>>>

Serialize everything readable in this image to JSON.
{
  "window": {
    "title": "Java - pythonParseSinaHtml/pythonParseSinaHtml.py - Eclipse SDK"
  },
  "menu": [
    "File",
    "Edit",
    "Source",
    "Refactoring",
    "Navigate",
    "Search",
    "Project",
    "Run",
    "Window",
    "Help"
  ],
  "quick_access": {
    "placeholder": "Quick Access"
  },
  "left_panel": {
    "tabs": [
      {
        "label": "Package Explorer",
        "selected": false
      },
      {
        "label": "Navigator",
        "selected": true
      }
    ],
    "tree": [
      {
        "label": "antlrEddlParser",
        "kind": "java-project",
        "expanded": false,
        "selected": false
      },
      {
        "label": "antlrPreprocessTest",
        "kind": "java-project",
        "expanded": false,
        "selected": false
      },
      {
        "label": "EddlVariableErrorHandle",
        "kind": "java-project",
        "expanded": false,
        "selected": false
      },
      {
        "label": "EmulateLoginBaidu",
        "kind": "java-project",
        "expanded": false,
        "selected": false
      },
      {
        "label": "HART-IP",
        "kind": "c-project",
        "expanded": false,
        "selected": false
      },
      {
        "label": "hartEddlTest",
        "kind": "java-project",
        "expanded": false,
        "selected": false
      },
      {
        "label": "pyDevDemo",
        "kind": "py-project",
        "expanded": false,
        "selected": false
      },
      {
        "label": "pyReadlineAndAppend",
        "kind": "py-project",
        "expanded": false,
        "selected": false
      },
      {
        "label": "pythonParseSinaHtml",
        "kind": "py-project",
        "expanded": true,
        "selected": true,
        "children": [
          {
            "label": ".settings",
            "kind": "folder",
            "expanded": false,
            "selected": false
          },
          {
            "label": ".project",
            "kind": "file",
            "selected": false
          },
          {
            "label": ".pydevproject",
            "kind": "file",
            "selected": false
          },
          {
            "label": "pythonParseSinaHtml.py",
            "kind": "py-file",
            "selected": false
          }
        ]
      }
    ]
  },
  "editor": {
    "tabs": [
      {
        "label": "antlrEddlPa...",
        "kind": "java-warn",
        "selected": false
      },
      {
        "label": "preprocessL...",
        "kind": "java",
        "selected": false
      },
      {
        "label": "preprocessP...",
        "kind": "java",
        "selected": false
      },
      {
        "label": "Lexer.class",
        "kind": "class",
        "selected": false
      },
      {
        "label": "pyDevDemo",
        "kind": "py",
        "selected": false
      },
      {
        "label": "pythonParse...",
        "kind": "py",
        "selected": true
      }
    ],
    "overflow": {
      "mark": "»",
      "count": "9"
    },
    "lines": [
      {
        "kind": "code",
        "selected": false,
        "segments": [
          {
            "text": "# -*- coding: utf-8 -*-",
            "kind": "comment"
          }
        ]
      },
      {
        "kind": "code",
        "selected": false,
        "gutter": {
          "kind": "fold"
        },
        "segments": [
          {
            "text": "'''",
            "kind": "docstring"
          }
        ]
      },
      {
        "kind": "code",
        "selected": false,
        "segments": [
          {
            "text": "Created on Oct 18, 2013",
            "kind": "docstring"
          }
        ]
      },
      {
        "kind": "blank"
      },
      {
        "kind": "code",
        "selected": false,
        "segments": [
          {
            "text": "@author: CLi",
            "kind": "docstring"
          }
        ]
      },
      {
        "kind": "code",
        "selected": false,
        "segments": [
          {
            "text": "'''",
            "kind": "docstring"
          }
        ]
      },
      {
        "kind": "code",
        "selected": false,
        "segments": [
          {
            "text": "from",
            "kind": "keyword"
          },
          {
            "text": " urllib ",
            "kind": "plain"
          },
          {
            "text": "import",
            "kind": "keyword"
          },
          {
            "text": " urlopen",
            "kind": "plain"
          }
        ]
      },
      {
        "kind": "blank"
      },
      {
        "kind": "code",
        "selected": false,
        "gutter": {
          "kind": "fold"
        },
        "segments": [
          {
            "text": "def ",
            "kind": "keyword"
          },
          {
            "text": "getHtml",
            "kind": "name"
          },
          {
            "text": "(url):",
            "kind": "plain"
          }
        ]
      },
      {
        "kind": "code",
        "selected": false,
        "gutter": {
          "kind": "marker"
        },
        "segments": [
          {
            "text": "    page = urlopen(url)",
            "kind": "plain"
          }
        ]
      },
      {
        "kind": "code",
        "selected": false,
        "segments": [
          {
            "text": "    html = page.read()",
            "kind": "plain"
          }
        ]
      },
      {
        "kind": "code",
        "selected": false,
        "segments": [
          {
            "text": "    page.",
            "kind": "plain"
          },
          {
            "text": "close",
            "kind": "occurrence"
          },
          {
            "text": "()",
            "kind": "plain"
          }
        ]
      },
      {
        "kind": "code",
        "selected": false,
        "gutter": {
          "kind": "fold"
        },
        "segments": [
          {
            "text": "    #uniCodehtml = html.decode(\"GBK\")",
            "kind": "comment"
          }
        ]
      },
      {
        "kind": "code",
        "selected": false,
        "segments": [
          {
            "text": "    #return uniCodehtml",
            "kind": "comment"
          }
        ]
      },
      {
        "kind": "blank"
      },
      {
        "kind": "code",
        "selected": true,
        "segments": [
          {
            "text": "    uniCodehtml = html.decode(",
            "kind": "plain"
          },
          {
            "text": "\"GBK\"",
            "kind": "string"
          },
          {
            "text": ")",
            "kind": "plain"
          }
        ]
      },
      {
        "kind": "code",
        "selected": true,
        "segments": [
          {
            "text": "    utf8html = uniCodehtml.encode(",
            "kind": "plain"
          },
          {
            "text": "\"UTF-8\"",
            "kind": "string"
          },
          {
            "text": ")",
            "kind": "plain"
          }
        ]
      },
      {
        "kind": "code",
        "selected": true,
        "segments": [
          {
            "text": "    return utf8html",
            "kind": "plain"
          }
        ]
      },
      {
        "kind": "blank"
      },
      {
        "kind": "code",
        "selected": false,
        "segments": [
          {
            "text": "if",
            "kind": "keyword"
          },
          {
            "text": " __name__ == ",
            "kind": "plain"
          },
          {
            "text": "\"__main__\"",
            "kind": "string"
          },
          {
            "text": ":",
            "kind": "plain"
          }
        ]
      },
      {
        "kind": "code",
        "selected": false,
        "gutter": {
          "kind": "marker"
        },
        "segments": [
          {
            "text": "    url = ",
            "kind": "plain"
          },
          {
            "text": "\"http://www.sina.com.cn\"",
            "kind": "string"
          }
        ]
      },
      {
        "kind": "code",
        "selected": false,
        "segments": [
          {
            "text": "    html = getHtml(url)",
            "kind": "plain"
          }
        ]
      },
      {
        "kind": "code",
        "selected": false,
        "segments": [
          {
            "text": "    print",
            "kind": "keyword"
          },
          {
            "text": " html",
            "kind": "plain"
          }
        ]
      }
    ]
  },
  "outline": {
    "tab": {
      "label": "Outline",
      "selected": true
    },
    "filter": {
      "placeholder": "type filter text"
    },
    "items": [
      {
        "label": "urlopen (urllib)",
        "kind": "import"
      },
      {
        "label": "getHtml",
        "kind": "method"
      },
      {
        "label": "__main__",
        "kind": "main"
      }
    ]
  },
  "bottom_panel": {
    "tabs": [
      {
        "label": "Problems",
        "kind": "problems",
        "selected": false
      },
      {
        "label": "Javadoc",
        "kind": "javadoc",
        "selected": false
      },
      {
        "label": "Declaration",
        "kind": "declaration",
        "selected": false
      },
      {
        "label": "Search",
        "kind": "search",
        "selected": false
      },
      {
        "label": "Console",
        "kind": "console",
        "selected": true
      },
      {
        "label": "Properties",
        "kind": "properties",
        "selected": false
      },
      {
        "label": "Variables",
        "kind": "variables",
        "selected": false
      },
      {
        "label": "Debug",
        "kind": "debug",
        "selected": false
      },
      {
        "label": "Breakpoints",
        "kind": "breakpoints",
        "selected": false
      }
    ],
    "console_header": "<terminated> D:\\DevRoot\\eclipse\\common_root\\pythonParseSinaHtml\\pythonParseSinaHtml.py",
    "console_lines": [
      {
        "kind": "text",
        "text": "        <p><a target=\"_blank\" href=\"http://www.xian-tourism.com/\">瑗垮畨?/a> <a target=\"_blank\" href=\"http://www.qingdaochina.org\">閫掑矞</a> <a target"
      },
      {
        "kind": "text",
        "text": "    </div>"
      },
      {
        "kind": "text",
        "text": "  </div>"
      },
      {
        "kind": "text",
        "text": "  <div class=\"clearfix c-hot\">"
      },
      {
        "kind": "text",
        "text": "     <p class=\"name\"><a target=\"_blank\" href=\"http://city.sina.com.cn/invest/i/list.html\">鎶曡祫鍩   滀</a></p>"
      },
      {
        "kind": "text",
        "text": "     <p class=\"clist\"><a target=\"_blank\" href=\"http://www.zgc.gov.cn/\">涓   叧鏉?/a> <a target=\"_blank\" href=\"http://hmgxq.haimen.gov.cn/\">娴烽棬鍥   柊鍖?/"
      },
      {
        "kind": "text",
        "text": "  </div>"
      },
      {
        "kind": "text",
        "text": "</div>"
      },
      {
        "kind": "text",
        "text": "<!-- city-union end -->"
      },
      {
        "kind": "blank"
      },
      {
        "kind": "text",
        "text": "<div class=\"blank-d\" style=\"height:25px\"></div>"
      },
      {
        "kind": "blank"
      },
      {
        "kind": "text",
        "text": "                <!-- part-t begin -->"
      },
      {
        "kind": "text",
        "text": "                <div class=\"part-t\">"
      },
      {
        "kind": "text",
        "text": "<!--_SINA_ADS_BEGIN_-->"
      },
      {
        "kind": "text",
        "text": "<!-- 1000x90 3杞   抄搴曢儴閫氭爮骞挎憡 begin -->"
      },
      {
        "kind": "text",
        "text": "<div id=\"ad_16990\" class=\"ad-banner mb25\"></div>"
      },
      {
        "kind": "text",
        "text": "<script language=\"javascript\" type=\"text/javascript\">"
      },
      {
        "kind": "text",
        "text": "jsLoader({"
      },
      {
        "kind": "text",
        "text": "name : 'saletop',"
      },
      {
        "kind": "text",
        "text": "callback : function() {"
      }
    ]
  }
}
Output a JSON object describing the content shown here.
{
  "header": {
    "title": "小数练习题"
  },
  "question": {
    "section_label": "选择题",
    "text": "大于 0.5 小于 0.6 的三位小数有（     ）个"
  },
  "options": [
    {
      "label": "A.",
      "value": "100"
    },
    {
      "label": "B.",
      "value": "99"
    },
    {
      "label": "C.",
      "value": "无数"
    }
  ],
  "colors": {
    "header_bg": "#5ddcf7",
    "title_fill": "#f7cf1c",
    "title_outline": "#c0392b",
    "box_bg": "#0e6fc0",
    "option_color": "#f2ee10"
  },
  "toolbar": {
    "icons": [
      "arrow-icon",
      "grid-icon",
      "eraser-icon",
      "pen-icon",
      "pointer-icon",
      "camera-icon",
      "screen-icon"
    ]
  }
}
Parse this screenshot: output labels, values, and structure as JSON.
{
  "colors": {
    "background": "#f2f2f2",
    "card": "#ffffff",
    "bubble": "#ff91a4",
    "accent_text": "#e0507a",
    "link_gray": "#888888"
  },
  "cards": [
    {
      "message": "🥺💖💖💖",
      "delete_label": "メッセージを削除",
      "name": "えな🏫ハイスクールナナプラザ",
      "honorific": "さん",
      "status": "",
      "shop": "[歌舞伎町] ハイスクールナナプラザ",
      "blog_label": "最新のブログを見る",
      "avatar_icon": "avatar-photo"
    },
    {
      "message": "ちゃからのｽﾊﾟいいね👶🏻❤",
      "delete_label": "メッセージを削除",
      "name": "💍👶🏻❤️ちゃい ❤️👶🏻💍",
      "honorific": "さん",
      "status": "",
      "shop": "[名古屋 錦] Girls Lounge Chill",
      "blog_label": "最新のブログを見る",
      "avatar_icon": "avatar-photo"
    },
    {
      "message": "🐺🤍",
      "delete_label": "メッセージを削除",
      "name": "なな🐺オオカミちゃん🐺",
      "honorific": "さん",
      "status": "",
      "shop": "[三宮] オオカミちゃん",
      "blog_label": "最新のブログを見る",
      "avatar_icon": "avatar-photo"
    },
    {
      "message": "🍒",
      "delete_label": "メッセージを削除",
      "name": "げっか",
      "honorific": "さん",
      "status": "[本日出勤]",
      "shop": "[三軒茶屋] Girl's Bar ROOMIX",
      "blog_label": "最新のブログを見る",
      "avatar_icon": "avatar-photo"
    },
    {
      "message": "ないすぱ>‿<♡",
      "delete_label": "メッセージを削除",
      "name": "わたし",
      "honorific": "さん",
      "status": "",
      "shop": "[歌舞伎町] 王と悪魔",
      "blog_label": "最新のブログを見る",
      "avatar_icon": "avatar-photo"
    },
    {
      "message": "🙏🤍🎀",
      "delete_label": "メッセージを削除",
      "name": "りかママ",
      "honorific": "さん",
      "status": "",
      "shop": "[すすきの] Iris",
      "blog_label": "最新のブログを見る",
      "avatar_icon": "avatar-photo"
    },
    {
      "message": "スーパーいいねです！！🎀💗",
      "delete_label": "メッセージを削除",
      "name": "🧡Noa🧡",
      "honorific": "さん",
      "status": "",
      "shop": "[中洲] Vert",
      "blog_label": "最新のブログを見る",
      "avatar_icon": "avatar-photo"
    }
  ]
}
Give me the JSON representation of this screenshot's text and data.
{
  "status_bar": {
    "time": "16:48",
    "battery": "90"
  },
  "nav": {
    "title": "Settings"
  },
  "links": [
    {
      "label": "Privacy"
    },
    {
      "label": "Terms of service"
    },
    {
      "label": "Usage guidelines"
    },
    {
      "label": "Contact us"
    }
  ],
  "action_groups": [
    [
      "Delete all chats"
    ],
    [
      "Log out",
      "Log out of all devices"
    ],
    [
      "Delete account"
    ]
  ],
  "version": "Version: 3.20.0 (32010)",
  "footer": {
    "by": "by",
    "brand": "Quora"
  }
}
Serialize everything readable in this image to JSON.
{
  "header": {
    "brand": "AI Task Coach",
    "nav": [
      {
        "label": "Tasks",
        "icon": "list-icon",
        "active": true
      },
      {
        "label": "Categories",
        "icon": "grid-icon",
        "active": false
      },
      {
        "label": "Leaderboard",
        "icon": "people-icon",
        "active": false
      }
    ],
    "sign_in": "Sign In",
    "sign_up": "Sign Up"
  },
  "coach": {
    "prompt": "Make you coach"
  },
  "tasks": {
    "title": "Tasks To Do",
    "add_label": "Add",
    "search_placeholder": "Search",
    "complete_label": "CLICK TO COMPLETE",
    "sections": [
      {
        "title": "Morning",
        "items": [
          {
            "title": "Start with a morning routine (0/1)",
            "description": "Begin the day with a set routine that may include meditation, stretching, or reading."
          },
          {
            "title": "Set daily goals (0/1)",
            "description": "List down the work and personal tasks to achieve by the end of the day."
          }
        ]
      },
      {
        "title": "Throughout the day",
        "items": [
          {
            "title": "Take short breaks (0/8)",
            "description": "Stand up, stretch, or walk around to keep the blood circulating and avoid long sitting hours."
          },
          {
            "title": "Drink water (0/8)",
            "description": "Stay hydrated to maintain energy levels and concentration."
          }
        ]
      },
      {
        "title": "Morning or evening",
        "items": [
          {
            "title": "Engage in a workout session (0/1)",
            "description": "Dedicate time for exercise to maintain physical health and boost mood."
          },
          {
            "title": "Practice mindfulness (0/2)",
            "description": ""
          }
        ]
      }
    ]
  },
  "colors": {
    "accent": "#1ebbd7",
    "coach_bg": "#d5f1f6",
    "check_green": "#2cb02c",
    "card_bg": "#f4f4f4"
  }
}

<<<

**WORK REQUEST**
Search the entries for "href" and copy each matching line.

**FINAL ANSWER**
        "text": "        <p><a target=\"_blank\" href=\"http://www.xian-tourism.com/\">瑗垮畨?/a> <a target=\"_blank\" href=\"http://www.qingdaochina.org\">閫掑矞</a> <a target"
        "text": "     <p class=\"name\"><a target=\"_blank\" href=\"http://city.sina.com.cn/invest/i/list.html\">鎶曡祫鍩   滀</a></p>"
        "text": "     <p class=\"clist\"><a target=\"_blank\" href=\"http://www.zgc.gov.cn/\">涓   叧鏉?/a> <a target=\"_blank\" href=\"http://hmgxq.haimen.gov.cn/\">娴烽棬鍥   柊鍖?/"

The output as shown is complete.